Stephen Lo: Sometimes I wonder what our elected representatives are talking about. We didn't elect them to talk nonsense, did we?
Lee Kwok Yat: I wonder why parents still fork out large portions of their savings to finance their children's education in local private universities.
Our students consider studying in China, where tuition fees are heavily subsidised by the government of China and the quality of tertiary education is on par with many western universities.
Tan S Aun: Not Oxford but soon Ox-Ford standard?
Cai KL: I remember my mother seeking treatment at a government hospital. One of the doctors (perhaps a houseman) only managed to locate the correct vein only on the fifth attempt to get my mother’s blood sample!
Product of a would-be world class university?
Geetha Pillai: I graduated from the University of Hard Knocks which I guess is much better than our so-called universities.
Er Liang Chye: It's good to dream; finally we have to wake up to the truth. Our education system really sucks! Even our DPM, who's the Education Minister, finally thinks so.
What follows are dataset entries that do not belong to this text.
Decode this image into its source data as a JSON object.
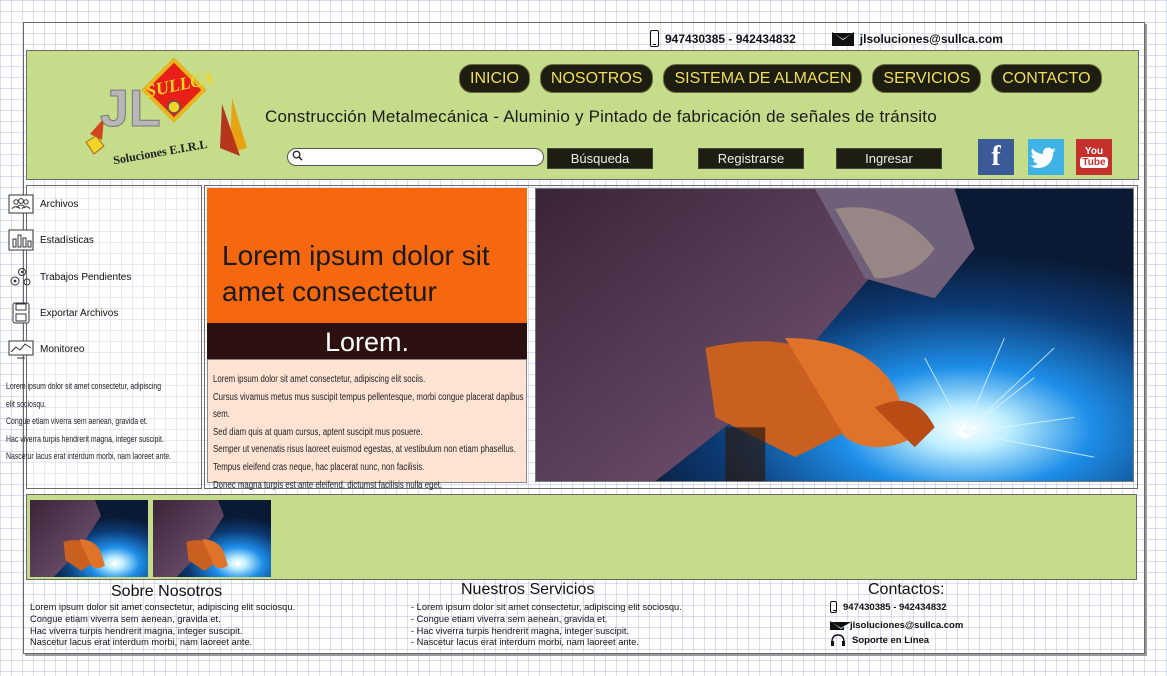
{
  "topbar": {
    "phones": "947430385 - 942434832",
    "email": "jlsoluciones@sullca.com"
  },
  "logo": {
    "text": "SULLCA",
    "initials": "JL",
    "subtitle": "Soluciones E.I.R.L"
  },
  "nav": [
    "INICIO",
    "NOSOTROS",
    "SISTEMA DE ALMACEN",
    "SERVICIOS",
    "CONTACTO"
  ],
  "tagline": "Construcción Metalmecánica - Aluminio y Pintado de fabricación de señales de tránsito",
  "search": {
    "placeholder": "",
    "button": "Búsqueda"
  },
  "auth": {
    "register": "Registrarse",
    "login": "Ingresar"
  },
  "social": {
    "facebook": "f",
    "youtube_top": "You",
    "youtube_bottom": "Tube"
  },
  "sidebar": {
    "items": [
      {
        "label": "Archivos",
        "icon": "users-icon"
      },
      {
        "label": "Estadísticas",
        "icon": "bar-chart-icon"
      },
      {
        "label": "Trabajos Pendientes",
        "icon": "gears-icon"
      },
      {
        "label": "Exportar Archivos",
        "icon": "floppy-icon"
      },
      {
        "label": "Monitoreo",
        "icon": "monitor-icon"
      }
    ],
    "text": [
      "Lorem ipsum dolor sit amet consectetur, adipiscing elit sociosqu.",
      "Congue etiam viverra sem aenean, gravida et.",
      "Hac viverra turpis hendrerit magna, integer suscipit.",
      "Nascetur lacus erat interdum morbi, nam laoreet ante."
    ]
  },
  "feature": {
    "title": "Lorem ipsum dolor sit amet consectetur",
    "subtitle": "Lorem.",
    "body": [
      "Lorem ipsum dolor sit amet consectetur, adipiscing elit sociis.",
      "Cursus vivamus metus mus suscipit tempus pellentesque, morbi congue placerat dapibus sem.",
      "Sed diam quis at quam cursus, aptent suscipit mus posuere.",
      "Semper ut venenatis risus laoreet euismod egestas, at vestibulum non etiam phasellus.",
      "Tempus eleifend cras neque, hac placerat nunc, non facilisis.",
      "Donec magna turpis est ante eleifend, dictumst facilisis nulla eget."
    ]
  },
  "footer": {
    "about": {
      "title": "Sobre Nosotros",
      "lines": [
        "Lorem ipsum dolor sit amet consectetur, adipiscing elit sociosqu.",
        "Congue etiam viverra sem aenean, gravida et.",
        "Hac viverra turpis hendrerit magna, integer suscipit.",
        "Nascetur lacus erat interdum morbi, nam laoreet ante."
      ]
    },
    "services": {
      "title": "Nuestros Servicios",
      "lines": [
        "- Lorem ipsum dolor sit amet consectetur, adipiscing elit sociosqu.",
        "- Congue etiam viverra sem aenean, gravida et.",
        "- Hac viverra turpis hendrerit magna, integer suscipit.",
        "- Nascetur lacus erat interdum morbi, nam laoreet ante."
      ]
    },
    "contacts": {
      "title": "Contactos:",
      "phone": "947430385 - 942434832",
      "email": "jlsoluciones@sullca.com",
      "support": "Soporte en Línea"
    }
  }
}
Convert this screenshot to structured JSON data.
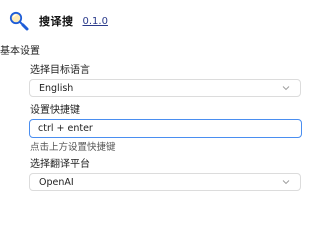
{
  "header": {
    "app_title": "搜译搜",
    "version": "0.1.0"
  },
  "section": {
    "title": "基本设置"
  },
  "target_language": {
    "label": "选择目标语言",
    "selected": "English"
  },
  "shortcut": {
    "label": "设置快捷键",
    "value": "ctrl + enter",
    "hint": "点击上方设置快捷键"
  },
  "platform": {
    "label": "选择翻译平台",
    "selected": "OpenAI"
  },
  "colors": {
    "accent": "#4a8ef0",
    "link": "#2a3a8a",
    "border": "#dcdcdc"
  }
}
Foo Koon Sang: Some of our universities can surely rank No. 1 – from the bottom up.
Fong Gillian: Wake me up...I'm dreaming, dreaming an impossible dream!
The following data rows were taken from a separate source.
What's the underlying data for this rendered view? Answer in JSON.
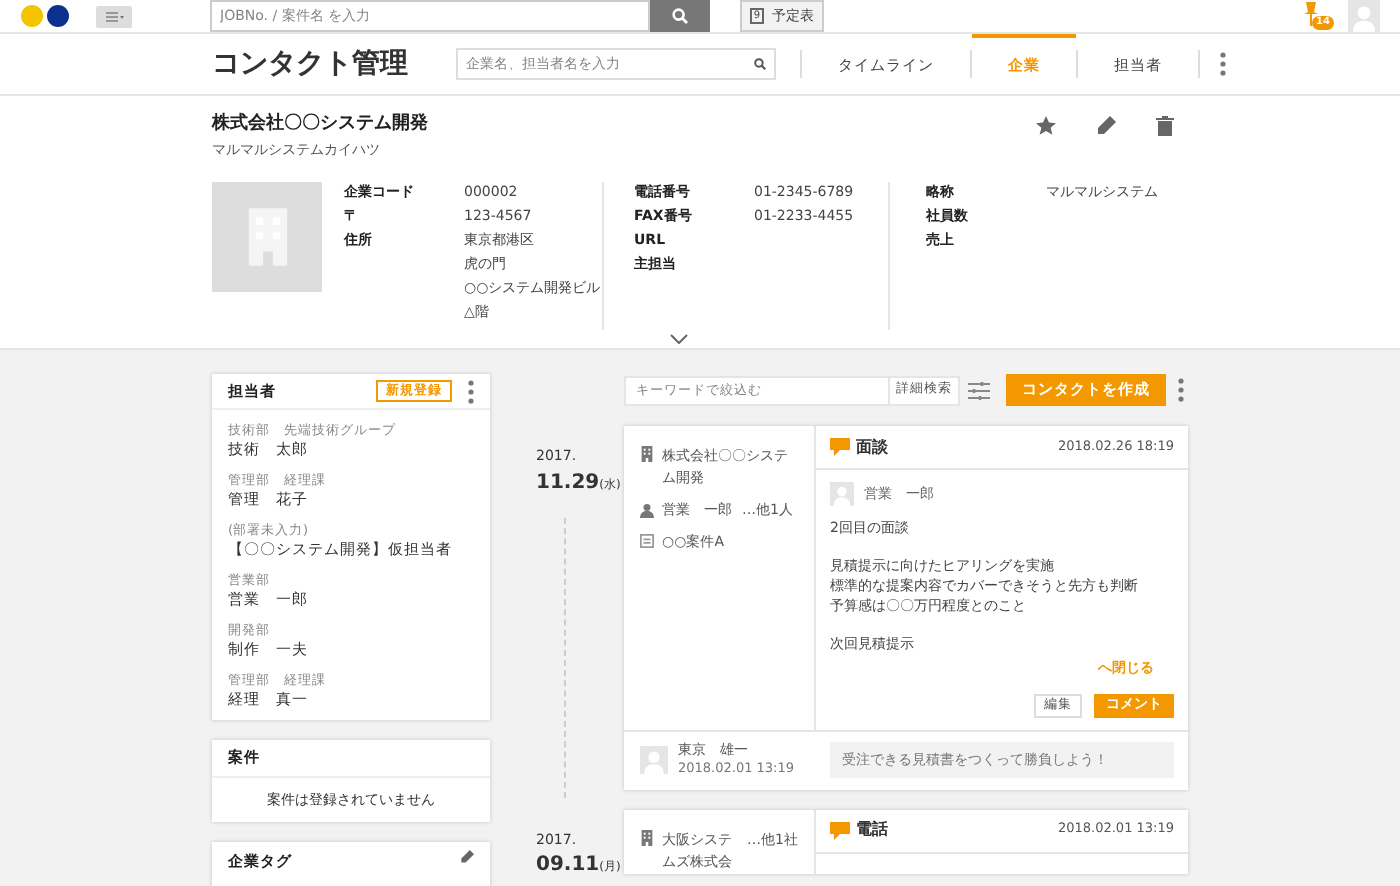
{
  "topbar": {
    "search_placeholder": "JOBNo. / 案件名 を入力",
    "schedule_icon_text": "9",
    "schedule_button": "予定表",
    "notification_count": "14"
  },
  "nav": {
    "title": "コンタクト管理",
    "search_placeholder": "企業名、担当者名を入力",
    "tabs": [
      {
        "label": "タイムライン",
        "selected": false
      },
      {
        "label": "企業",
        "selected": true
      },
      {
        "label": "担当者",
        "selected": false
      }
    ]
  },
  "company": {
    "name": "株式会社〇〇システム開発",
    "kana": "マルマルシステムカイハツ",
    "columns": [
      [
        {
          "label": "企業コード",
          "value": [
            "000002"
          ]
        },
        {
          "label": "〒",
          "value": [
            "123-4567"
          ]
        },
        {
          "label": "住所",
          "value": [
            "東京都港区",
            "虎の門",
            "○○システム開発ビル",
            "△階"
          ]
        }
      ],
      [
        {
          "label": "電話番号",
          "value": [
            "01-2345-6789"
          ]
        },
        {
          "label": "FAX番号",
          "value": [
            "01-2233-4455"
          ]
        },
        {
          "label": "URL"
        },
        {
          "label": "主担当"
        }
      ],
      [
        {
          "label": "略称",
          "value": [
            "マルマルシステム"
          ]
        },
        {
          "label": "社員数"
        },
        {
          "label": "売上"
        }
      ]
    ]
  },
  "contacts": {
    "title": "担当者",
    "new_button": "新規登録",
    "people": [
      {
        "dept": "技術部　先端技術グループ",
        "name": "技術　太郎"
      },
      {
        "dept": "管理部　経理課",
        "name": "管理　花子"
      },
      {
        "dept": "(部署未入力)",
        "name": "【〇〇システム開発】仮担当者"
      },
      {
        "dept": "営業部",
        "name": "営業　一郎"
      },
      {
        "dept": "開発部",
        "name": "制作　一夫"
      },
      {
        "dept": "管理部　経理課",
        "name": "経理　真一"
      }
    ]
  },
  "projects": {
    "title": "案件",
    "empty": "案件は登録されていません"
  },
  "tags": {
    "title": "企業タグ"
  },
  "timeline": {
    "search_placeholder": "キーワードで絞込む",
    "advanced_search": "詳細検索",
    "create_button": "コンタクトを作成",
    "entries": [
      {
        "year": "2017.",
        "date": "11.29",
        "weekday": "(水)",
        "company": "株式会社〇〇システム開発",
        "person": "営業　一郎",
        "person_others": "…他1人",
        "project": "○○案件A",
        "type": "面談",
        "timestamp": "2018.02.26 18:19",
        "author": "営業　一郎",
        "body": [
          [
            "2回目の面談"
          ],
          [
            "見積提示に向けたヒアリングを実施",
            "標準的な提案内容でカバーできそうと先方も判断",
            "予算感は〇〇万円程度とのこと"
          ],
          [
            "次回見積提示"
          ]
        ],
        "collapse": "へ閉じる",
        "edit": "編集",
        "comment": "コメント",
        "commenter": "東京　雄一",
        "comment_time": "2018.02.01 13:19",
        "comment_placeholder": "受注できる見積書をつくって勝負しよう！"
      },
      {
        "year": "2017.",
        "date": "09.11",
        "weekday": "(月)",
        "company": "大阪システムズ株式会",
        "company_others": "…他1社",
        "type": "電話",
        "timestamp": "2018.02.01 13:19"
      }
    ]
  }
}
Catherine Lee: I also went to the University of Hard Knocks...none the worse than the wannabes in self-denial mode.
Malaysian Citizen: Aiya Mariam, don't like that la, why you always embarrass our ministers and leaders one?
They syiok syiok feel so great every time they manage to cook up such wonderful world class declarations.
Yet you must go 'ching-pou' (reveal) their story and drop their water face!
Amat memalukan you know or not?
Nikki: Talk is cheap. Not even one is in the top 200 universities in the world and all of a sudden comparable to top three. I think when Idris said ‘soon’ he might have meant light years away!
These comments are in response to the article, "Watch out Oxford, our Pondok University will outperform you" published on April 23.
- See more at: http://theantdaily.com/Main/Still-not-too-late-to-...
4. Disaster in our education system – Koon Yew Yin